  • N. Brooks, The early history of the church of Canterbury: Christ Church from 597 to 1066 (1984), 205, 222–37, 250
  • M. Lapidge, ‘B and the Vita s Dunstani’, St Dunstan: his life, times and cult, ed. N. Ramsay, M. Sparks, and T. Tatton-Brown (1992), 247–59
  • C. E. Blunt, B. H. I. H. Stewart, and C. S. S. Lyon, Coinage in tenth-century England: from Edward the Elder to Edgar's reform (1989)
  • D. Hill, An atlas of Anglo-Saxon England (1981)


English Historical Review
D. Whitelock, D. C. Douglas, & S. I. Tucker, eds. and trans., (1961)
John of Worcester, ed. R. R. Darlington & P. McGurk, trans. J. Bray & P. McGurk, 2–3; OMT (1995–) [vol. 1 forthcoming]

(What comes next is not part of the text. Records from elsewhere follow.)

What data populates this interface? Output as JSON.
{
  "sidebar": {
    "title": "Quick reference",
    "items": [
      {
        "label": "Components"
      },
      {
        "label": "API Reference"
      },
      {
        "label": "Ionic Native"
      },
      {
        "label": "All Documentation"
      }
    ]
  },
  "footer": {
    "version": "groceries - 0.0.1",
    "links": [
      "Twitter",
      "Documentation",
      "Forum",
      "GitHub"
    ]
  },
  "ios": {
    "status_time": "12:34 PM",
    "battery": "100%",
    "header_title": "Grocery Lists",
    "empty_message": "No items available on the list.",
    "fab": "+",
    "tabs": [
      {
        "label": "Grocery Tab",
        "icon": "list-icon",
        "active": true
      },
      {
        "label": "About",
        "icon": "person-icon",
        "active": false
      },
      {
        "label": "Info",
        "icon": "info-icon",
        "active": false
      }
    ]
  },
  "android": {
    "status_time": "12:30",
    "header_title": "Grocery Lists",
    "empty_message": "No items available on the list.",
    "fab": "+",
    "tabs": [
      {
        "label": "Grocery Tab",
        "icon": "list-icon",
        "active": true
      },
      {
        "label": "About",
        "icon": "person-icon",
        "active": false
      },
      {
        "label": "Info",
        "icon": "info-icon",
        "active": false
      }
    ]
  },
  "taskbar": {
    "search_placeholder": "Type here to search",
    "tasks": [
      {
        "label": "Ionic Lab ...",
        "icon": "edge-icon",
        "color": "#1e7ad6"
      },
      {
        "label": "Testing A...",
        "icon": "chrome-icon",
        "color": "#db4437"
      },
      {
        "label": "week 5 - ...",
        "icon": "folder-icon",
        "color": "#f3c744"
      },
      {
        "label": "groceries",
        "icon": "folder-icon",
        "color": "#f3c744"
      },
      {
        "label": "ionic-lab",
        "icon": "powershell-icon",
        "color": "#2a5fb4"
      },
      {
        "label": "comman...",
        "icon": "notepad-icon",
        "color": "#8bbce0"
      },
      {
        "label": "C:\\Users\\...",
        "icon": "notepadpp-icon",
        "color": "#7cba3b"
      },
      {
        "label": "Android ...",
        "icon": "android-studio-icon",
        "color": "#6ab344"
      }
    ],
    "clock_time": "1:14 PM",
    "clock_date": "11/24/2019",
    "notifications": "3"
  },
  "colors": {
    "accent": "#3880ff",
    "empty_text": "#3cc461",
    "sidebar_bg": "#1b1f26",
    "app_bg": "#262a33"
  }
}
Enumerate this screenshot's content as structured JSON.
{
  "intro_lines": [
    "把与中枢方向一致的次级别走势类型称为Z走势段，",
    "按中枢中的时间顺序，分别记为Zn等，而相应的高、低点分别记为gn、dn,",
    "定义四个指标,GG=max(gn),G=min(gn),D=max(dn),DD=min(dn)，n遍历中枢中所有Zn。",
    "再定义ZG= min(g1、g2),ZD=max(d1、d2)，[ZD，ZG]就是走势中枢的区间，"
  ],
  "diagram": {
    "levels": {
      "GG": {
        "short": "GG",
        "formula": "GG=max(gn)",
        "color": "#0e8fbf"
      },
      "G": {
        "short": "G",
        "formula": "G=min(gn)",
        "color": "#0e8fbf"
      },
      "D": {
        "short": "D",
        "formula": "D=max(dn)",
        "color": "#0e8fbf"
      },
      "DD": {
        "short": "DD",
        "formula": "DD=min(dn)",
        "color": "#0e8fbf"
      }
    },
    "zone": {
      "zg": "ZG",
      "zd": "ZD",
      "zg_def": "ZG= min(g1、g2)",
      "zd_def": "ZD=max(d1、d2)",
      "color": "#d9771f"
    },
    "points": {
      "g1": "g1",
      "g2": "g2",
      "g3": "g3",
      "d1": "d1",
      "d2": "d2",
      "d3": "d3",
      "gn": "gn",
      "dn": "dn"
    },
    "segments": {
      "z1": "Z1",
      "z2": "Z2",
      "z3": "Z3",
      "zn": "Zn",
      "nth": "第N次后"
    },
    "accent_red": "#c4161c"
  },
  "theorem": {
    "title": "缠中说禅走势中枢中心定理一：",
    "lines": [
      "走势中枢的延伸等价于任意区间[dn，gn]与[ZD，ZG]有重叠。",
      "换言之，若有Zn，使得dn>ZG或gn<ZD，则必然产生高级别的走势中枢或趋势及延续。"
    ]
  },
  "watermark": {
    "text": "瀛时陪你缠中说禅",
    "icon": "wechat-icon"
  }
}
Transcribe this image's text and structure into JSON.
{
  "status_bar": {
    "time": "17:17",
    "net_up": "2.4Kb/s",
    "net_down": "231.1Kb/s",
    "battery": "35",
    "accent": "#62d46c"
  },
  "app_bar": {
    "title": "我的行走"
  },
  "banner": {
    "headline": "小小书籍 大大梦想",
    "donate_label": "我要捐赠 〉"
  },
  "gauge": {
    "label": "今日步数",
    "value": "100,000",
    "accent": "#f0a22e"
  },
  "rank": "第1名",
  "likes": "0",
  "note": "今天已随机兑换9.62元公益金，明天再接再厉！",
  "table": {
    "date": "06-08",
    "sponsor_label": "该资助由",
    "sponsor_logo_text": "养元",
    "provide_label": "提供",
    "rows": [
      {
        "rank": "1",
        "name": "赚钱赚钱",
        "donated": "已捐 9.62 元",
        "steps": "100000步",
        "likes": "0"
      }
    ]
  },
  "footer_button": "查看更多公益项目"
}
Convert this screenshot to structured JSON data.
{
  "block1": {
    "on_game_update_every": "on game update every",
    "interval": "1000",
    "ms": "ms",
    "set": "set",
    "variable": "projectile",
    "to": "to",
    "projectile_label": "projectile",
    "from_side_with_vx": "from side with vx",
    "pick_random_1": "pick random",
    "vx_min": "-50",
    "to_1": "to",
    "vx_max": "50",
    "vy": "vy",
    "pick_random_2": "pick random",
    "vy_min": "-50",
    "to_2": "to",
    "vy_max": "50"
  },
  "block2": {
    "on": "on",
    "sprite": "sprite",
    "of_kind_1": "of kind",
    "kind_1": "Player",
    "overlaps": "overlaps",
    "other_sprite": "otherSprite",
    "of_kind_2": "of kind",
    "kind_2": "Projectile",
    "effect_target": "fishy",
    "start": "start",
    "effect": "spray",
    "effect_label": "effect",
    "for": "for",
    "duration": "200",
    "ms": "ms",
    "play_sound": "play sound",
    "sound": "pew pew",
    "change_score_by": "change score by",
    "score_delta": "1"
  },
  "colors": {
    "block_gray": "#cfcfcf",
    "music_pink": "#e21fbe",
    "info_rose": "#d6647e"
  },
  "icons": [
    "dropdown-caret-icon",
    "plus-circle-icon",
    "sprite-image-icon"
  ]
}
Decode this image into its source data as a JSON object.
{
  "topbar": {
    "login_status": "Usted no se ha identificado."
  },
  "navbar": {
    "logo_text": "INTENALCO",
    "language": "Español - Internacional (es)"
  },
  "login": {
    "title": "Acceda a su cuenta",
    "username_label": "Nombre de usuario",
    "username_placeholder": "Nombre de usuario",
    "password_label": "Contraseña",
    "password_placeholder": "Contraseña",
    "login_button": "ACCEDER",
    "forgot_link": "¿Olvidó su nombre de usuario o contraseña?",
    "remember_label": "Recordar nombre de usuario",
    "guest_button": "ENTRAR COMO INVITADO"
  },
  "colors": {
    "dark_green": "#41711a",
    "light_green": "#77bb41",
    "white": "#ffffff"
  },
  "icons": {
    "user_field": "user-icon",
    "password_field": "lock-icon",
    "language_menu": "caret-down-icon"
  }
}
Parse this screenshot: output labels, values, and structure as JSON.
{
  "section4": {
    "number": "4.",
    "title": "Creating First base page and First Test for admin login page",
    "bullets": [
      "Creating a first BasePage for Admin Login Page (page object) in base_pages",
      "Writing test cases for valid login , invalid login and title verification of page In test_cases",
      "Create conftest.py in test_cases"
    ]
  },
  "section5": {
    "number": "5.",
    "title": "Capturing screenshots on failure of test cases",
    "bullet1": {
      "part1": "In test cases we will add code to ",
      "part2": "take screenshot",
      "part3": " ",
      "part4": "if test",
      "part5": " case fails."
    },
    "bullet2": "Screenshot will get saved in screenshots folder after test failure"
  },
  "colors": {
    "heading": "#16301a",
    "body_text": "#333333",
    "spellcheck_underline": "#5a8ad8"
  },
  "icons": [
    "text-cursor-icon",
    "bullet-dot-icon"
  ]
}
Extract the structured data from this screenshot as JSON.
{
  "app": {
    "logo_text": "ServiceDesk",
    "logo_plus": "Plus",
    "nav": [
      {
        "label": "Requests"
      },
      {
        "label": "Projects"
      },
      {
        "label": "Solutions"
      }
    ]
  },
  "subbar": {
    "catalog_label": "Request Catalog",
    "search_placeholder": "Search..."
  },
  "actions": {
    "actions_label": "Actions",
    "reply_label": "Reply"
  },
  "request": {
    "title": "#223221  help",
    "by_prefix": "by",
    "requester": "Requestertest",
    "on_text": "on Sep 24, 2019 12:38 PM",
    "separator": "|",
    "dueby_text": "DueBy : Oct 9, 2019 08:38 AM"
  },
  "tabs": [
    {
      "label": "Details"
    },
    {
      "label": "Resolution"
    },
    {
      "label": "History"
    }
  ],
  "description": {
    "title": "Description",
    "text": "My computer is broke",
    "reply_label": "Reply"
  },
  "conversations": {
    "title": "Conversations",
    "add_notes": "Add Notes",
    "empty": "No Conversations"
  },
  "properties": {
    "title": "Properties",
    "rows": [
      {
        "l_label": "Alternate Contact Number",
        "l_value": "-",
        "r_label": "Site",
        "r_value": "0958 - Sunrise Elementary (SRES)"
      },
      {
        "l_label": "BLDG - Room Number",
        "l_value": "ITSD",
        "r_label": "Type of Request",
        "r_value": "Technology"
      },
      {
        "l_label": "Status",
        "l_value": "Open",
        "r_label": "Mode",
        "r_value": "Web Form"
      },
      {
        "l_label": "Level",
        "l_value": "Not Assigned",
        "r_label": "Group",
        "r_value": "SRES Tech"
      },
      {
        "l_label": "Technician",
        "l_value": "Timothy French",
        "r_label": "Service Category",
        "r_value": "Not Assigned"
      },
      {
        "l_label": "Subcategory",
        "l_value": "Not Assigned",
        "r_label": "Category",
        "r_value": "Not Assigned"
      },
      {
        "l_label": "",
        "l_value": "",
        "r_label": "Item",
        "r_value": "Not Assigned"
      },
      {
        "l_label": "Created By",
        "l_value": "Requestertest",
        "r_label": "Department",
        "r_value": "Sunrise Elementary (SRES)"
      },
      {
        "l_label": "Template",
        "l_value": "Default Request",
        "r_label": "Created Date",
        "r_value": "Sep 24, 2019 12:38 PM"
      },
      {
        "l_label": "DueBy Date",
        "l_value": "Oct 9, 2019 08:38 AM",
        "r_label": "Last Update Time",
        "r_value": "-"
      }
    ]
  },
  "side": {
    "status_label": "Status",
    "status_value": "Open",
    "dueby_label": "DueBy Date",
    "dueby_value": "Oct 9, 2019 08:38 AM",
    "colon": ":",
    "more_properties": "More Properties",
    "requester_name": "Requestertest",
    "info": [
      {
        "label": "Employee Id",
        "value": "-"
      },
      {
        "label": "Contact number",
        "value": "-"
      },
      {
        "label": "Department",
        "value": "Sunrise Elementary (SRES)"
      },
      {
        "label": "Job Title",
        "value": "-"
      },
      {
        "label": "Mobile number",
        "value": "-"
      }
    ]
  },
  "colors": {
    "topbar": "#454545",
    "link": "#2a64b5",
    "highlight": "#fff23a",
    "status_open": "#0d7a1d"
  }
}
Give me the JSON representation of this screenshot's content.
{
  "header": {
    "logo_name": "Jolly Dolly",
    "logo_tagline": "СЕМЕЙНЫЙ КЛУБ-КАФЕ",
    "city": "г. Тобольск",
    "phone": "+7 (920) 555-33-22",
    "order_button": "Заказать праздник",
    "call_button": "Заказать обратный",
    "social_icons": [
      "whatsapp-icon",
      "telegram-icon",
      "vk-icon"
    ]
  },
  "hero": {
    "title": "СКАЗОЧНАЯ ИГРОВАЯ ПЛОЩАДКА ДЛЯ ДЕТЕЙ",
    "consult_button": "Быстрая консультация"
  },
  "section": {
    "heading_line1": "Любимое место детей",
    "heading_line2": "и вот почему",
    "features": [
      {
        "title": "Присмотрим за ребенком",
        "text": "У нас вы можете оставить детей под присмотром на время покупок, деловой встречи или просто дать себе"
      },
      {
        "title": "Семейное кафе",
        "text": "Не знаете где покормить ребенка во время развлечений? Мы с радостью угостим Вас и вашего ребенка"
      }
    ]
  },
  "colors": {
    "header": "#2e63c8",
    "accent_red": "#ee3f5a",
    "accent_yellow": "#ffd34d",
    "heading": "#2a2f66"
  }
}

P. H. Sawyer, , Royal Historical Society Guides and Handbooks (1968)